ECO-CLIP makes progress in thermoplastic system brackets injection process for aircrafts

Blog ECO-CLIP consortium has been manufacturing system brackets for the MFFD CleanSky2 demostrator.

Demonstrating the technical, environmental, and economic feasibility of manufacturing high value-added aircraft structural parts is the main objective of the ECO-CLIP project. To achieve this goal, ECO-CLIP focuses its research on the replacement of classical clip and bracket manufacturing processes with cost-effective and easy-to-implement processes that enable near-net-shape manufacturing, such as injection moulding and 3D printing.

After months of research, the ECO-CLIP project continues to achieve technical milestones. Recently, Aitiip technology center, member of the ECO-CLIP’s consortium, has made progress in the injection process, after concluding the previous stage of redesigning the parts (frame clips and system brackets) to adapt them to this injection. It should be remembered that the objective of ECO-CLIP is to replace those aeronautic parts, now made of metal, with thermoplastic material.

In recent months, Aitiip has focused its efforts on the manufacture of modular molds. Thanks to these molds, it is possible to reduce the necessary investment to produce different demonstrators in injection molding, as it is possible to manufacture different pieces with only a small structural modification of the mold.

Once the design of the part and the mold had been fulfilled, Aitiip team began the injection phase. In this process, Aitiip has worked with the material developed by ECO-CLIP coordinator, AIMEN Technology Center, based on 40% CF / recycled PAEK, obtained from industrial waste and factory scraps from other processes. The manufactured parts are currently under evaluation by GKN FOKKER and will be applied in the STUNNING Multi-Functional Fuselage Demonstrator.

In the other side, AIMEN has also manufactured one of the bracket geometries to validate the emerging FGF (Fused Granulated Fabrication) additive manufacturing technology. This manufacturing system provides a fast and cost-effective solution for small production runs or prototypes.

The fused granulated fabrication technique has been able the use the same material as the one involved in injection molding. In contraposition to the typically used FFF, which implies the development of high carbon fiber load filament that usually represents a huge problem, this technique used pellet extrusion to create layer-by-layer geometries, avoiding the decrease of carbon fiber for 3D printing and continuing with high recycled material ratio.

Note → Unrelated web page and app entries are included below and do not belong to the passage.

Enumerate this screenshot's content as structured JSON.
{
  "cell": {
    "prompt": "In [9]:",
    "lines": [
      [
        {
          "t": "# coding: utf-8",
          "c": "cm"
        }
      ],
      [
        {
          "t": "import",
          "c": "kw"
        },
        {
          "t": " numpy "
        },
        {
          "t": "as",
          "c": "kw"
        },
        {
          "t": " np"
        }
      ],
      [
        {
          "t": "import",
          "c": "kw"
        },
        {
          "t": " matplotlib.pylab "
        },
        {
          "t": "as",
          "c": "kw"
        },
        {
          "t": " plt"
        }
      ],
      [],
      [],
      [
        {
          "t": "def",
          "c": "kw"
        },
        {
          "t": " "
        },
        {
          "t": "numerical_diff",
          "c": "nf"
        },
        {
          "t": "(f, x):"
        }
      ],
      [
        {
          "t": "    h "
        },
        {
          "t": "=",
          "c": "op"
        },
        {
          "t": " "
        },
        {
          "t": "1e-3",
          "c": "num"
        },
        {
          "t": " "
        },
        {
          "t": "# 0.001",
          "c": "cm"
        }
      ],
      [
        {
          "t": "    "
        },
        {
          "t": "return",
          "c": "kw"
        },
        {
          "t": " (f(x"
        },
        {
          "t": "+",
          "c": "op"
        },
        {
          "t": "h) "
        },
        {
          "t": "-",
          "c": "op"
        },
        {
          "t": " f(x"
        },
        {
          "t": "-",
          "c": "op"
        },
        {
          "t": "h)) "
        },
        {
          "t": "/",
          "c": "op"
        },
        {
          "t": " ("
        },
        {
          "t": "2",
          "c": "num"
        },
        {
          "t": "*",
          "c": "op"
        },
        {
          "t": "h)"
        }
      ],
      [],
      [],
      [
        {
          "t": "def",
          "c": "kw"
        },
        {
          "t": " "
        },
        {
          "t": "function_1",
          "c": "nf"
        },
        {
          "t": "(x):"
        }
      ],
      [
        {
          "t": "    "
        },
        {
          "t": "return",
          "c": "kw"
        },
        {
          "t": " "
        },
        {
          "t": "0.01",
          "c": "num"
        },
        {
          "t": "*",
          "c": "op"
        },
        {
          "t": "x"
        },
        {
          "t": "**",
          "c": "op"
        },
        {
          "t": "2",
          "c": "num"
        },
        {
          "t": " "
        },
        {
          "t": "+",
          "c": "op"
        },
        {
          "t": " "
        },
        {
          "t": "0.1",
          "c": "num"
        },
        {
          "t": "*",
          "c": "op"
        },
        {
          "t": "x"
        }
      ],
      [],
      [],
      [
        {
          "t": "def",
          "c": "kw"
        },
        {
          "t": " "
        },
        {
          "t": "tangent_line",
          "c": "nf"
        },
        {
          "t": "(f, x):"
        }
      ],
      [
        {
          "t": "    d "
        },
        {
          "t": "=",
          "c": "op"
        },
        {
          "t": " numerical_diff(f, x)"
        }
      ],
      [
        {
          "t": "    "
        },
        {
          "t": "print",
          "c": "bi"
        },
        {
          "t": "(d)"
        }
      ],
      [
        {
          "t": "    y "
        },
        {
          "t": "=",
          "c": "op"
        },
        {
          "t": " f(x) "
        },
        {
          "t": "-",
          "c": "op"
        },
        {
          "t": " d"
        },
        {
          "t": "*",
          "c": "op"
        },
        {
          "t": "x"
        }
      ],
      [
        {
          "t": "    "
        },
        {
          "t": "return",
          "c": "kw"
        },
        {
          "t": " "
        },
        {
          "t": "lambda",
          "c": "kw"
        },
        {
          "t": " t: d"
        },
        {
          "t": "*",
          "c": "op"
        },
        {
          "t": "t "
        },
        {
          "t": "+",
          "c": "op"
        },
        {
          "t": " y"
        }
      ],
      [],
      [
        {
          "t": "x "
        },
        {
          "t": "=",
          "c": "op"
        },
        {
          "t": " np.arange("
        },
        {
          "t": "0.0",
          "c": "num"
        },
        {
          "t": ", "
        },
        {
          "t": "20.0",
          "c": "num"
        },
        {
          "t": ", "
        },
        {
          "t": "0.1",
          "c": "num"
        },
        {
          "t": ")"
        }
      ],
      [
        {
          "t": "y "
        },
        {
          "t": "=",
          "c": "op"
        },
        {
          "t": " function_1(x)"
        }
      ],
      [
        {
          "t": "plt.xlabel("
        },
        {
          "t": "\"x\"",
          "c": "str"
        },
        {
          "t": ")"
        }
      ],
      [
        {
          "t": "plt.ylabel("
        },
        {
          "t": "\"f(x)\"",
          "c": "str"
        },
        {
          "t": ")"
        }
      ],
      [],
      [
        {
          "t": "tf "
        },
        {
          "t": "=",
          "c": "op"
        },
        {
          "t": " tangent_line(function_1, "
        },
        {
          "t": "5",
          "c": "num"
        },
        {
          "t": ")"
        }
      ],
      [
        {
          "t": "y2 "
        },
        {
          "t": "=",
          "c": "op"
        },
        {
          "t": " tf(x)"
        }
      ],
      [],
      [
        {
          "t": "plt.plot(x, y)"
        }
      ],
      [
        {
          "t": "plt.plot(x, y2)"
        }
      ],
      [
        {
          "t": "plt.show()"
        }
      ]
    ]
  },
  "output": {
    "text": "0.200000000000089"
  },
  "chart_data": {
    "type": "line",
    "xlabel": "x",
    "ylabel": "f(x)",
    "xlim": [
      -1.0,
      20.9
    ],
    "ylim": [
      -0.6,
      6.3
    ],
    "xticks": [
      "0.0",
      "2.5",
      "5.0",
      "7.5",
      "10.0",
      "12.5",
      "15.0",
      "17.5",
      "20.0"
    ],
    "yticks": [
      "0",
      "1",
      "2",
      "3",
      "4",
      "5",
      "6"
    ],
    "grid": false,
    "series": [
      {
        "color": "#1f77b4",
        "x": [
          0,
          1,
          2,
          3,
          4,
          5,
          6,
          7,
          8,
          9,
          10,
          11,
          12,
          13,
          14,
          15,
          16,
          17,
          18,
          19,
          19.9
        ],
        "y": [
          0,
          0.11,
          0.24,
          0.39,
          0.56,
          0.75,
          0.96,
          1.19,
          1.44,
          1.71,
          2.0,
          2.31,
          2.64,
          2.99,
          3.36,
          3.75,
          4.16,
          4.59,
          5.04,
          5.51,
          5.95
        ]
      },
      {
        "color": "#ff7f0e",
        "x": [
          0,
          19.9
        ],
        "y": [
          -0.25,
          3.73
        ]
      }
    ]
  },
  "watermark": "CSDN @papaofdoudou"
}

For this aim, a destock printer has been modified within the project framework to fulfill the necessities of this kind of high-performance materials process by direct extrusion fabrication.

In addition, ECO-CLIP is developing at AIMEN facilities an ultrasonic welding procedure for the newly developed material to join the clips to the aircraft structure, thus avoiding the need for mechanical joints, and allowing the reduction of both, costs, and environmental impact.